There are two games this generation that may well take the podium for biggest redemption in gaming history. The first game is No Man’s Sky. The second is Halo: The Master Chief Collection.
Upon its release, the MCC was an utter mess of matchmaking issues, stability concerns, and just all-round poor performance. Fast forward six years since release, and it is perhaps the best shooter on the market.
You’ll net the collection and pretty much every single Halo game (aside from Halo 5 and both Halo Wars games), with a refined UI, perfected matchmaking, and unmatched value making this a true masterpiece of game design.
It’s an honest reflection of the commitment 343 Industries has to honouring the Halo legacy, and not having this game in your Xbox collection in 2020 would be an utter travesty.

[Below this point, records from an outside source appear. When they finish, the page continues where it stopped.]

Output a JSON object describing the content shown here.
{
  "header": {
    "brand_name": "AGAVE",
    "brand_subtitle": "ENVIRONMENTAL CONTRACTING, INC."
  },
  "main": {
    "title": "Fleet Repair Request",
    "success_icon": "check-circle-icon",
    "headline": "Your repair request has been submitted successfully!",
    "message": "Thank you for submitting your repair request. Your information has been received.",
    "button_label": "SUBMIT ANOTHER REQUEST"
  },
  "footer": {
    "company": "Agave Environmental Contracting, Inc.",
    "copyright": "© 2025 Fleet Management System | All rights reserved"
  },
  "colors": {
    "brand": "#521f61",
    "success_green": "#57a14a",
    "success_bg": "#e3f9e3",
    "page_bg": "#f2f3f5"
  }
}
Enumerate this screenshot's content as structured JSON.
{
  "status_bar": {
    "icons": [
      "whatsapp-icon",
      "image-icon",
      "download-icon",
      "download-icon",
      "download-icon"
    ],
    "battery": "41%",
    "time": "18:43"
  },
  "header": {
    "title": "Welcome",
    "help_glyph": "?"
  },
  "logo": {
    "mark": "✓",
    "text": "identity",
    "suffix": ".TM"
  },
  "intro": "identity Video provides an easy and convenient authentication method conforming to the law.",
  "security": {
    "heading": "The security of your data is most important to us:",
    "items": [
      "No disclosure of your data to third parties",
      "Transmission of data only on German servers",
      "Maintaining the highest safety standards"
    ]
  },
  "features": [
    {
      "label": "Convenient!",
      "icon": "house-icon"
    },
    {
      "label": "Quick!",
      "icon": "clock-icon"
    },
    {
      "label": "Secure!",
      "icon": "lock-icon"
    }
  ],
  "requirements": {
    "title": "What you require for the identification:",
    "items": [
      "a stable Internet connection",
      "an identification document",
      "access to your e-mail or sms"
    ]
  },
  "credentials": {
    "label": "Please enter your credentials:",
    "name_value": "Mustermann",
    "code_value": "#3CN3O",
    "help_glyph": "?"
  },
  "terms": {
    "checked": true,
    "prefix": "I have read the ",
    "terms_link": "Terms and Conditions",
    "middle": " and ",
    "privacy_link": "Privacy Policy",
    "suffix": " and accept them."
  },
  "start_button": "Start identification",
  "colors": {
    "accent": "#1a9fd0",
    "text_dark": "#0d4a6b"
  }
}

I’ve never been a huge Gears of War fan, having only completed the very first game, but I can acknowledge that objectively it’s a very solid and enjoyable series, one that arguably set the standard and redefined third-person multiplayer gaming, especially on console.
Gears 5 is a true triumph of game design, even if it doesn’t go to major efforts to reinvent the wheel. It just … works, so well in fact that for a long while there it could arguably have held the mantle as the Xbox exclusive franchise, ahead of Halo.

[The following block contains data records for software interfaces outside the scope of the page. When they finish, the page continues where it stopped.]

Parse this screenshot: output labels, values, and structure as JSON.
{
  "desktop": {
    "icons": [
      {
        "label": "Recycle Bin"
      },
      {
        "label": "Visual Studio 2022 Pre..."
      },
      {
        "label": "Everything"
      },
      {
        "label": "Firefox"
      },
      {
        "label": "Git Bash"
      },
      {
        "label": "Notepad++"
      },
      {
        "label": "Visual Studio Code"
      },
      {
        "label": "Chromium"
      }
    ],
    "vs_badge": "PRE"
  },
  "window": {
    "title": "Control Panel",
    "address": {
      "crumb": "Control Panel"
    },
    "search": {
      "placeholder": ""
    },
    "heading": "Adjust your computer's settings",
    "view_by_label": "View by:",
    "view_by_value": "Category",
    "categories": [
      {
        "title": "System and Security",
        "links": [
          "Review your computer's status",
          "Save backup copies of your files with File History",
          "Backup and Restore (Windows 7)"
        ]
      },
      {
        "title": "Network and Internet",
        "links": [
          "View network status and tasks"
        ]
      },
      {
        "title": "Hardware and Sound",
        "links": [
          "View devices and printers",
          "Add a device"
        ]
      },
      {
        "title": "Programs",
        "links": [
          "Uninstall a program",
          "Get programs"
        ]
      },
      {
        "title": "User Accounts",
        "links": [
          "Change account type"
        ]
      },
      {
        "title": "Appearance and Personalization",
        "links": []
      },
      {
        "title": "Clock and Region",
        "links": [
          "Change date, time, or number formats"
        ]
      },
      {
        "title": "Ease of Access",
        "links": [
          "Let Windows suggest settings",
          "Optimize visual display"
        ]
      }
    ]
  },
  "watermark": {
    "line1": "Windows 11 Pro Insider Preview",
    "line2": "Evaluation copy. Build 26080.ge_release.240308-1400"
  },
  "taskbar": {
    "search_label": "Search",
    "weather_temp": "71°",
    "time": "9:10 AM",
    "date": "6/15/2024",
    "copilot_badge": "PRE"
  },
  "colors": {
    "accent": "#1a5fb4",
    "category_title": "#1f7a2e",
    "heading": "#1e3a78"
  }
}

I won’t go that far, though, especially given the state of the MCC, but Gears 5 is a must-play for its campaign alone, and that says a lot coming from someone that doesn’t appreciate the franchise as much as they probably should.
Halo 5: Guardians
Okay okay: I know what you’re thinking. But I think Halo 5 deserves a second chance from Xbox fans.
It has some rather strange design choices — and don’t even get me started on the story — but Halo 5 to me always felt like a stepping stone for 343, and an insight into what may actually be possible once the developer reaches its peak.
I feel that Guardians really shows what 343 wants to be, and what it wants to turn Halo into, and Halo 5 may well have been the game we needed to have, as somewhat of a lesson or insight into what works well … and what doesn’t.
That might not be a big sell, but hear me out: Halo 5 may not reach the heights of Halo: Combat Evolved or even Halo 3, but it plays like a wonderful ode to both games, and in particular Halo 2. Halo fans may in 2020 be clamouring hard for Infinite, and Halo 5 may not be an overly popular game anymore, but it’s worth a shot. For the ‘Chief.
Shortly after Insomniac Games lit the Fuse on the Xbox 360 era, and shortly before it starting swinging from PlayStation’s rafters (see what I did there?), it was developing Xbox One exclusive Sunset Overdrive.
This is perhaps one of the most underappreciated games of the generation, and is well worth a visit if you haven’t yet given it a shot. It was for a while there the number one system seller for the console, and even in 2020, some six years since release, it holds up superbly.
Weirdly, few open-world games have managed to achieve the same sort of wacky inventiveness that Sunset Overdrive offers, and so if you haven’t yet added this game to your Xbox One collection, now’s the perfect time to do so.
There were few games upon its release that had attempted what Quantum Break did, and no games have tried since. This Xbox One exclusive made a genuine attempt to bridge game and TV, and while it failed quite miserably, it set the foundations for an intriguing game world, one that was hard not to be completely engulfed by.
The folks over at Remedy sure do know how to craft amazing worlds and stories, and Quantum Break is certainly no exception. To this day it’s still also one of the best looking games on Xbox One, and a must-play for adventure, action, and narrative-driven game fanatics.
Honourable Mentions …
Let us not forget the games that didn’t quite make the cut (sorry, guys):
- Forza Motorsport 7
- Sea of Thieves (although I think it could probably scrape through now)
- Halo Wars 2
- State of Decay 2
Agree or disagree with the above list? What are your favourite Xbox One exclusives? Sound off in the comments below!